The events in the United States in the first week of 2021 made internationally visible rhetoric and symbols that have been proliferating online for some time. Images, words and actions that emphasised how online expressions of far-right/ ‘alt-right’ ideas, including antisemitism, and Holocaust denial and distortion, can have real and deadly consequences.
In our March 2021 online discussion, we invited academics focusing on the ‘alt-right’s’ relationship with the digital, from social media to gaming, and those working in organisations who have been developing campaigns and reports on antisemitism, and Holocaust denial and distortion online to speak about this area of increasing concern.
Our first speak Dr Robert Topinka discussed alt-right rhetoric online.
Dr Robert Topinka is Lecturer in Transnational Media and Cultural Studies in the Department of Film, Media & Cultural Studies at Birkbeck, University of London. He is currently working on the AHRC-funded project ‘Political Ideology, Rhetoric and Aesthetics in the Twenty-First Century: The Case of the “Alt-Right”‘. His work on the alt-right and reactionary digital politics has appeared in New Media & Society and b2o: an online journal. More broadly, he researches the history and present of media, race, and urban life. He is the author of Racing the Street: Race, Rhetoric and Technology in Metropolitan London, 1840-1900, (University of California Press, 2020).
Our second speaker Dr Ceri Oeppen spoke about the alt-right and gaming communities.
Dr Ceri Oeppen is a Senior Lecturer in Human Geography at the University of Sussex. Her primary specialism is the geography of migration, including the ways in which migrants and refugees maintain connections across national borders via transnational activities, whilst also integrating in places of settlement. She has a particular interest in migration and displacement from Afghanistan.
In addition to her more-established ethnographic work on migration, she is developing a new area of research that builds on her work on community, transnationalism and inclusion/exclusion of minority groups, in order to reflect on the current conjuncture in cultural politics – particularly associated with the rise of the so-called ‘alt-right’ in western liberal democracies. Ceri is currently exploring these issues in the context of online and offline gaming communities (including e-sports).
Next, Gideon Taylor discussed the Claims Conference’s #NoDenyingIt campaign.

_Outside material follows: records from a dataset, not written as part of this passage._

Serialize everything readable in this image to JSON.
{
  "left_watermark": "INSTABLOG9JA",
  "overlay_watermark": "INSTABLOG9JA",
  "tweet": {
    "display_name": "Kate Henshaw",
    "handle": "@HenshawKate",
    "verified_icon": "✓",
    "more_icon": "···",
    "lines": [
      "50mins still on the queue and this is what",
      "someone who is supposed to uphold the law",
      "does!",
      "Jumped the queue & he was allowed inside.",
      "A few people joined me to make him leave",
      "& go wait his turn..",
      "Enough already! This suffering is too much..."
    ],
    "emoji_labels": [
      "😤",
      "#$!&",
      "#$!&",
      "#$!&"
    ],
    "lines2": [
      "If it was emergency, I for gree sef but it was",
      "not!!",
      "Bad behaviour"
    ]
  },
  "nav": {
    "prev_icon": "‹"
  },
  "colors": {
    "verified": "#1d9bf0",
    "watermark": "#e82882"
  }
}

Gideon Taylor has served as the President of the Claims Conference since June 30, 2020. Previously, Mr. Taylor was pro bono Chair of Operations and Treasurer at the World Jewish Restitution Organization (WJRO) from 2013 – 2020, representing world Jewry in pursuing claims for the recovery of Jewish properties seized during the Holocaust in Eastern Europe. Mr. Taylor formerly held the role of Executive Vice President of the Claims Conference from 2000 to 2009 and served on the Claims Conference Board of Directors immediately prior to his current role as President. Mr. Taylor began his career at the American Jewish Joint Distribution Committee (JDC), where he held several top leadership positions including Assistant Executive Vice President and Chief Operating Officer, Program and Budget. Mr. Taylor is the Co-Chairman of the Board of the Foundation for the Preservation of Jewish Heritage in Poland and is a member of the Board of Directors of the New York Jewish Community Relations Council. The Claims Conference ran the #NoDenyingIt campaign in 2020, in which Holocaust survivors addressed Mark Zuckerberg in a series of short online videos pressurising Facebook to remove Holocaust denial and distortion from the platform.
Finally, Dr Joe Mulhall discussed some of the findings of Hope not hate.
Dr Joe Mulhall is a Senior Researcher at HOPE not hate, the UK’s largest anti-fascism and anti-racism organisation. He is a historian of postwar and contemporary fascism and completed his PhD at Royal Holloway, University of London. He sits on the Board of the Holocaust Memorial Day Trust in the UK. He has published extensively both academically and journalistically and appears regularly in the international news media and gives talks around the world about his research. In 2020 he published two books, British Fascism After the Holocaust: From the Birth of Denial to the Notting Hill Riots 1939-1958 (Routledge) and the co-authored The International Alt-Right: Fascism for the 21st Century? (Routledge). His forthcoming book is Drums in the Distance: Journeys Into The Global Far Right (Icon Books: 2021).
After the formal presentations, members of the audience posed a few questions to our speakers.
Q1. How do we see alt-right antisemitism interacting with antisemitism on the left, particularly in digital spaces?
Q2. Are there any studies into the extent to which different platforms might support different forms of extremism?
Q3. How deliberate is alt-right recruitment in gaming communities?